I hope I can be forgiven a little anecdote about my private life in this article, which does quickly turn to the subject of business. I recently had knee surgery to remove the broken bits caused by my years of competing at weightlifting and powerlifting (they give you a voucher for surgery with every trophy in those sports…). At the pre-op assessment a week before the procedure they threatened to bump me to the bottom of the waiting list if I refused to confirm what had been entered onto their computer system – ie surgery was taking place on the left knee. I couldn’t do that as it was the right knee that was broken, and in the end I had to contact the surgeon to pull rank. The same thing happened on the day of the operation, even when I gently tried to suggest that as my right knee was clearly very swollen, I was using a walking stick on my right side, and I was clutching an MRI of my right knee, I might actually be right. The pitying looks I got were classic. Usefully, this got me thinking about what lessons for business could be learned from these incidents. My conclusions are below.
The first lesson is the potential negative effects of creeping ‘processisation’ (apologies to Shakespeare!). As a founder member of the Institute of Business Process Re-engineering I have a keen interest in how processes can make or break a business. However, that does not mean that I value business processes over everything else. What I saw at the hospital was experienced nurses who were in danger becoming slaves to process and who gave IT systems more respect than they are due. Last time I looked, IT systems had not fully conquered the garbage in / garbage out problem (which is what had happened in my case through a perfectly forgivable human error). When I started out on my career, it was often a lack of formal documented processes that made things difficult, but these days we have processes for everything – including processes for processes (aka processes management). That is by and large a good thing, until following a process becomes a substitute for common sense.
The second lesson is the possible negative consequences of not listening to what the customer wants; a problem is often driven by a mistaken belief that you know what the customer needs better than they do. This has been a dominant theme in the years that I have been working on company and project rescues. I can give one real example safely because it was a few years ago, turned out well in the end, and the directors of the company have now retired. The company had been very successful in the engineering sector with one flagship product and some ancillary products and services. When the founder retired, a new CEO turned up with the attitude of ‘everything is crap’ and ordered that the flagship product be replaced with something more ‘modern’. The sales team were told to go and spread the word about this forthcoming ‘silver bullet’ product that would do everything and more… Unfortunately the company had made three bad (nearly fatal) mistakes:
- nobody ever asked the clients if they wanted the main product to be replaced, or whether their own production systems could accommodate a major and discontinuous change
- realising that they were on a sticky wicket, the sale people tried to justify the change to clients by saying that the current offering was ‘broken’, ‘not modern’ etc
- building the replacement product was outsourced and became a long running failing project that even made it into the trade press
Having been told that the current product was no good, and with no sign of the replacement product arriving any time soon, clients started to drift away.
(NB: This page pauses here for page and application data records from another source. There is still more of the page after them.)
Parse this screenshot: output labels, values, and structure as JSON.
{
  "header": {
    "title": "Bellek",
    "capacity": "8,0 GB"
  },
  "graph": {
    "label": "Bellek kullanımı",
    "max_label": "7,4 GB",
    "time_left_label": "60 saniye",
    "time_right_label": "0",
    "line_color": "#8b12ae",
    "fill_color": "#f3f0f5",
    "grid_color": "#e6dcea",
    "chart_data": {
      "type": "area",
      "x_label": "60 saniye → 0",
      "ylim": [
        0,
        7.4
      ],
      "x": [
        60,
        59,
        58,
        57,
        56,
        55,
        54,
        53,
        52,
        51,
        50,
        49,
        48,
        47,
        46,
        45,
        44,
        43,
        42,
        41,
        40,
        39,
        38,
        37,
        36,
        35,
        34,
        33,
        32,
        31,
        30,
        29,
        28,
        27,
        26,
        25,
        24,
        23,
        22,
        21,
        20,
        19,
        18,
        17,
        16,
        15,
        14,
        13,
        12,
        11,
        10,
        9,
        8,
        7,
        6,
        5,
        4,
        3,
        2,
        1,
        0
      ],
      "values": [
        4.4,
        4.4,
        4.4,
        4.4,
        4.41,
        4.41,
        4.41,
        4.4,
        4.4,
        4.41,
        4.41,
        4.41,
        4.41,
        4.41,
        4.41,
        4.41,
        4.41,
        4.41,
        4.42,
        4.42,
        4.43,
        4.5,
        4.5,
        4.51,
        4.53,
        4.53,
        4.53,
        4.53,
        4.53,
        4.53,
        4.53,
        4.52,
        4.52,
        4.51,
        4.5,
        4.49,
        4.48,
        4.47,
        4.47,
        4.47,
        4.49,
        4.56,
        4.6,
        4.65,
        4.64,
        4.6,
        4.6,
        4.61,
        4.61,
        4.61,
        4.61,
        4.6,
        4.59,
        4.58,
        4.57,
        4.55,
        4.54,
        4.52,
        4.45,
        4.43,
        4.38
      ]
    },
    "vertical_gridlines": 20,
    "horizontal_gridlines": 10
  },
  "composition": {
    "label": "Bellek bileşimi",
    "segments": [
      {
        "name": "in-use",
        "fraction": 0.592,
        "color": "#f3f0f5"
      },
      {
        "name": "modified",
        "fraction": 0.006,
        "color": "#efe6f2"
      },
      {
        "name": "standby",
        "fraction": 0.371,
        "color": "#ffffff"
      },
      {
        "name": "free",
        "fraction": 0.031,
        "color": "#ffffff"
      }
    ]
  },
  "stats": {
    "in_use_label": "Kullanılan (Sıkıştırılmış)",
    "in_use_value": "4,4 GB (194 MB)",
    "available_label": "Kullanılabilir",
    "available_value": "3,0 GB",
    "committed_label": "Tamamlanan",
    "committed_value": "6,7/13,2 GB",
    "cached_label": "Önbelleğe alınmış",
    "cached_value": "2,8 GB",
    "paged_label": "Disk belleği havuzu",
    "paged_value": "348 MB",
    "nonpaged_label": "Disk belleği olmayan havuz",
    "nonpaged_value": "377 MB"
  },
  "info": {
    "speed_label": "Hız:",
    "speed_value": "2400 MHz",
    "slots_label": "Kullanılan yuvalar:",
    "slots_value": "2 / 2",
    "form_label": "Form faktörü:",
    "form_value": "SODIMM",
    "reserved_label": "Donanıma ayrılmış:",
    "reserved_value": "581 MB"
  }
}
By the time my company was asked to get involved (we specialised in company rescues) the client was already in administration. Therefore, there were lots of legal and financial issues to be resolved by my colleagues while I led a campaign to keep the current clientele. As part of the rescue I used my project management experience to recast and deliver the new product based on true customer requirements and using the in-house personnel rather than the expensive external consultants (they had gone anyway by that stage).
I know I can seem like a stuck record when banging on about the need to focus on customer requirements, and to really listen to what they are telling you, but when so many of the problems you have resolved during your career have been caused by a failure in this regard, it does become a bit of an obsession.
BTW the nurses, doctors and surgeons did a great job and retain my undying gratitude. I hope they will forgive me for using a minor blip to make a broader point.